[Show abstract][Hide abstract] ABSTRACT: To evaluate histologically the long- and short-term changes associated with cosmetic improvement or failure of normal-mode ruby laser treatment of patients with congenital nevi.
A biopsy of the laser-treated lesions of 10 patients with good or poor cosmetic results was performed at periods up to 8 years 10 months after treatment (mean, 4 years 9 months). Short-term findings were evaluated in 3 patients.
Ueda Setsuko Clinic and the Dermatology Unit of the Kyushu University, Fukuoka, Japan.
Of the 85 Japanese patients with relatively large congenital nevi who had been treated with the normal-mode ruby laser since 1990, 13 gave informed consent for biopsy and histological examination of the treated area.
A long-term follow-up study of the 8 patients with good cosmetic results showed the presence of residual nevus cells 1.11 +/- 0.35 mm (mean +/- SD) (range, 0.63-2.05 mm) below the skin surface.
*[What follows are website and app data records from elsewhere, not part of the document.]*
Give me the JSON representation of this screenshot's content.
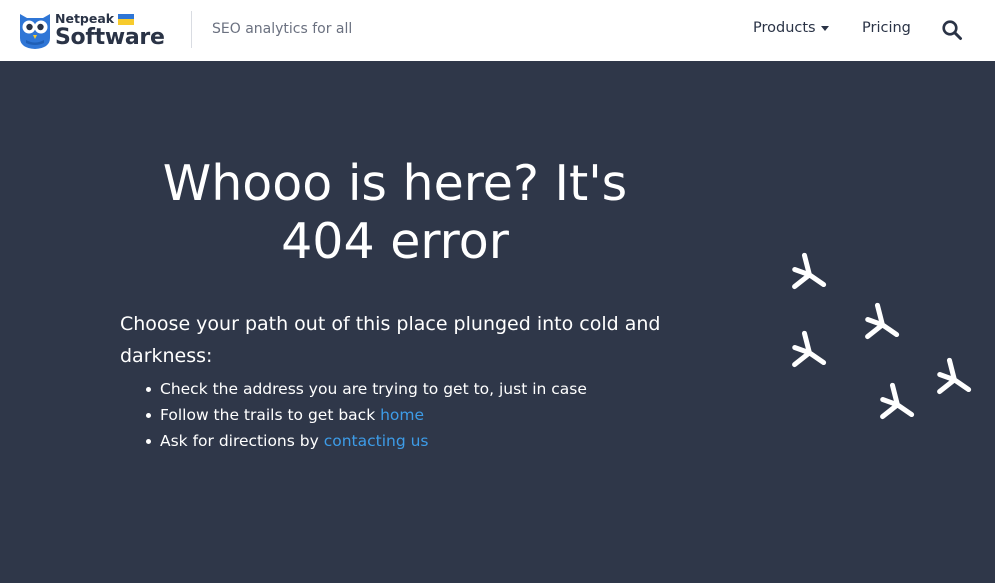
{
  "header": {
    "logo": {
      "top_text": "Netpeak",
      "bottom_text": "Software",
      "alt": "Netpeak Software"
    },
    "tagline": "SEO analytics for all",
    "nav": {
      "products_label": "Products",
      "pricing_label": "Pricing"
    }
  },
  "main": {
    "title": "Whooo is here? It's 404 error",
    "lead": "Choose your path out of this place plunged into cold and darkness:",
    "items": [
      {
        "text": "Check the address you are trying to get to, just in case",
        "link": ""
      },
      {
        "text": "Follow the trails to get back ",
        "link": "home"
      },
      {
        "text": "Ask for directions by ",
        "link": "contacting us"
      }
    ]
  },
  "colors": {
    "background": "#2f3749",
    "header_bg": "#ffffff",
    "link": "#3d9ce8",
    "logo_blue": "#2f76d6",
    "flag_yellow": "#f7cb2d"
  },
  "icons": [
    "owl-logo-icon",
    "ukraine-flag-icon",
    "caret-down-icon",
    "search-icon",
    "bird-track-icon"
  ]
}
Above these cells was a layer of connective tissue that formed a subtle microscopic scar that preserved the normal structure of the papillary dermis. Hair follicles were damaged at the base, and the hairs were attenuated. However, in the 2 patients with poor cosmetic results, nests of pigmented cells were commonly seen in the epidermis, and melanin was relatively abundant in basal keratinocytes. No malignant changes were observed in any patient. A short-term study in 3 patients showed damage to pigmented cells in the epidermis and upper dermis as observed following electrodesiccation.
Multiple treatments with the normal-mode ruby laser produced immediate thermal damage to the superficial nests of nevus cells and a subsequent remodeling of the superficial connective tissue. When the thickness of the subtle microscopic scar reached 1 mm, it masked the underlying residual nevus cells and achieved a good cosmetic result. Follow-up for at least 8 years after laser treatment showed no evidence of malignant change in the treated areas.
Archives of Dermatology 11/1999; 135(10):1211-8. DOI:10.1001/archderm.135.10.1211 · 4.31 Impact Factor
[Show abstract][Hide abstract] ABSTRACT: Q-switched laser therapy is known to be highly effective in treating dermal melanocytosis and pigmented epidermal lesions. However, to our knowledge, there are no reports on the effectiveness of laser therapy for congenital nevi. We evaluated the clinical efficacy and side effects of normal-mode ruby laser therapy for congenital pigmented lesions containing abundant melanin.
A normal-mode ruby laser (pulse duration, 0.3-1.0 x 10(-3) seconds; energy fluence, 10-30 J/cm2; and spot size, 10 x 10 or 15 x 15 mm) (Toshiba Corp, Tokyo, Japan) was used to treat 3 patients with congenital nevi at intervals of 1 to 4 months. In all 3 cases, the pigmented lesions were significantly reduced almost to the level of the surrounding normal skin after 4 laser treatments. The treated areas were virtually free of scarring, and the skin texture resembled that of the surrounding normal skin. Unsightly hair growth was also reduced.
The normal-mode ruby laser was effective in treating congenital nevi and produced good cosmetic results. The risk of recurrence is unknown, but the 3 patients in our study did not have any recurrences during the 18- to 39-month study period.
Archives of Dermatology 04/1997; 133(3):355-9. DOI:10.1001/archderm.133.3.355 · 4.31 Impact Factor